The Texas legislature, being concerned with barriers to eligibility for occupational licenses by persons who had been convicted of criminal offenses unrelated to their license, passed H.B. 1342 this session. On June 10, 2019, Governor Abbott signed that bill into law and it will go into effect on September 1, 2019.
This bill substantially modifies the ability of persons seeking licenses from the Texas Department of Licensing and Regulation (“TDLR”) to obtain occupational licenses. Given that TDLR regulates 39 general licensed occupations, with a host of license categories in each of these occupations, the revisions contained in H.B. 1342 are not insignificant.
H.B. 1342’s revisions include (i) forgiveness for license revocations that are due solely to non-payment of penalties under a previous agency order and who is now paying and in good standing; the creation of “restricted” licenses for persons who would otherwise have their occupational licenses revoked, suspended, or denied; and (iii) the ability to have persons supervise certain restricted licensees in specific occupations.
Very importantly, H.B. 1342 also codifies the legislature’s express intent “to enhance the opportunities for a person to obtain gainful employment after the person has (1) been convicted of an offense; and (2) discharged the sentence for the offense.” It states that Chapter 53 of the Texas Occupations Code shall now be “liberally construed to carry out” that intent.
H.B. 1342 changes the standard of evaluation of whether a criminal conviction directly relates to a licensed occupation and establishes a two-step system for making that determination. Currently (and effective through 9/1/19), the “factors” for determining that a criminal conviction was related to an occupation were contained in two separate sections with little guidance on how each section should be evaluated. Under H.B. 1342, Section 53.022 and 53.023 of the Texas Occupations Code break these factors out, identifying first that the conviction relates to a license and second the “additional factors” to consider after the relational determination is made.
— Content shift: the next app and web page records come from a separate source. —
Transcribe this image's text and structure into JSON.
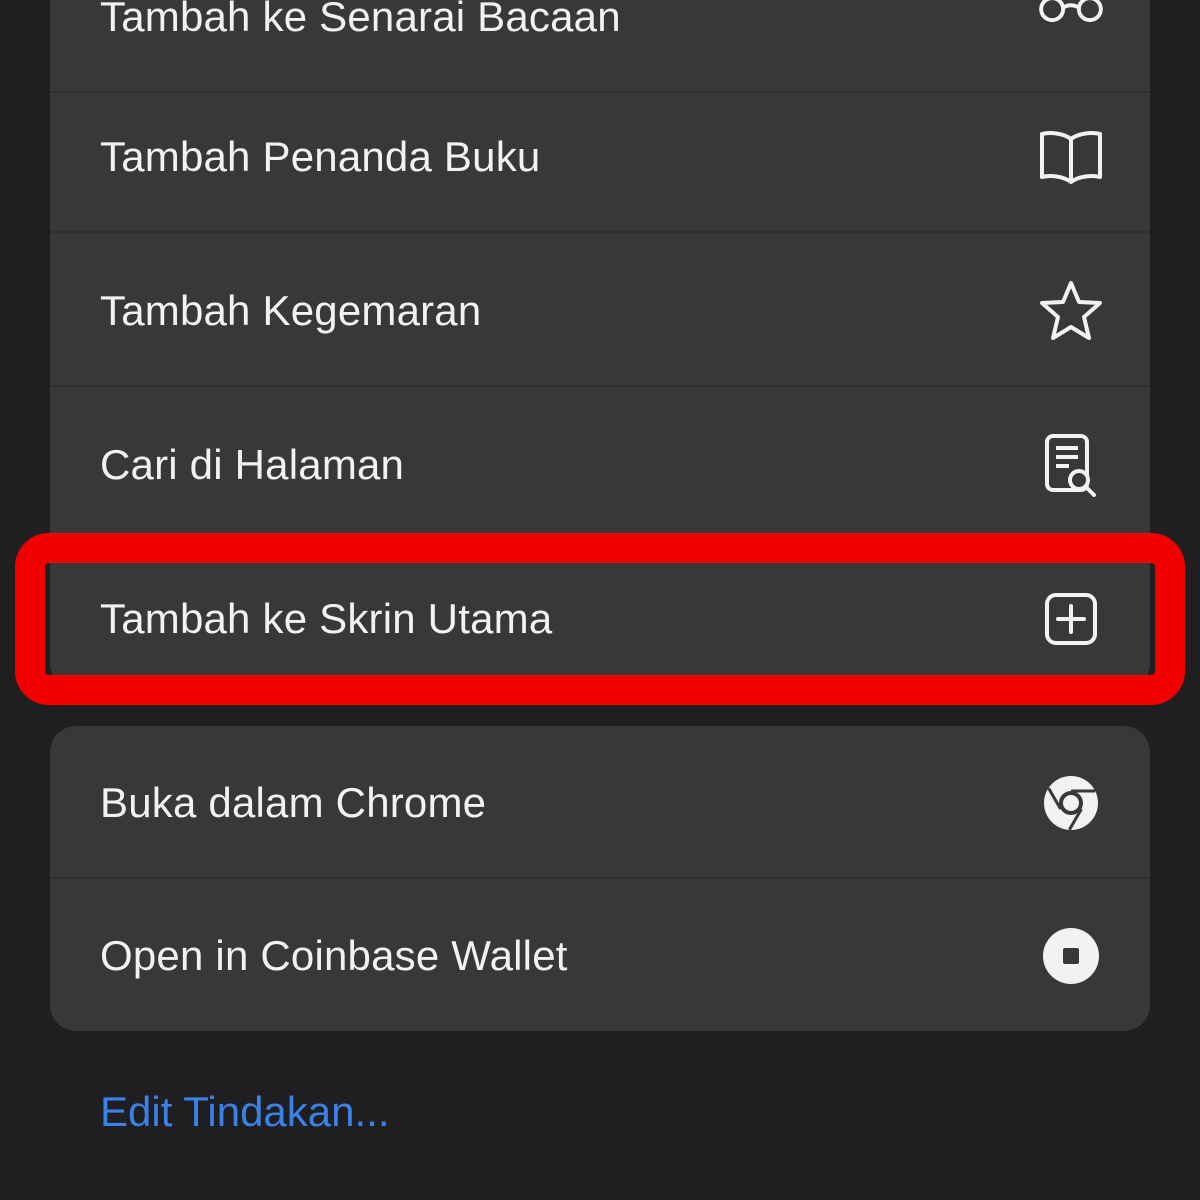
{
  "menu": {
    "items": [
      {
        "label": "Tambah ke Senarai Bacaan",
        "icon": "glasses-icon"
      },
      {
        "label": "Tambah Penanda Buku",
        "icon": "book-icon"
      },
      {
        "label": "Tambah Kegemaran",
        "icon": "star-icon"
      },
      {
        "label": "Cari di Halaman",
        "icon": "find-in-page-icon"
      },
      {
        "label": "Tambah ke Skrin Utama",
        "icon": "add-square-icon"
      }
    ],
    "secondary_items": [
      {
        "label": "Buka dalam Chrome",
        "icon": "chrome-icon"
      },
      {
        "label": "Open in Coinbase Wallet",
        "icon": "coinbase-wallet-icon"
      }
    ],
    "edit_actions_label": "Edit Tindakan..."
  },
  "colors": {
    "highlight": "#f20000",
    "link": "#3b82e8",
    "row_background": "#38383b",
    "page_background": "#1f1f21"
  }
}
In another significant change, H.B. 1342 no longer requires a licensee defending his or her license to obtain certain letters of recommendation. Specifically, under the new law, a licensee will no longer be required to obtain letters of recommendation from (i) prosecutors and law enforcement officers who may have arrested the licensee; and (ii) a sheriff or chief of police. Given these parties’ involvement of the licensee’s arrest, such letters were routinely difficult to obtain and, frequently, such persons would refuse to provide such letters. In certain cases, these items would be determinative in the revocation of a license.
While all of the revisions in H.B. 1342 are beyond the scope of this brief discussion, these changes are likely to increase the ability of Texas citizens to obtain and retain occupational licenses following a criminal conviction while at the same time keeping licensing safeguards in place. It is important that any licensee and any prospective licensee review these changes before applying or renewing a license with TDRL.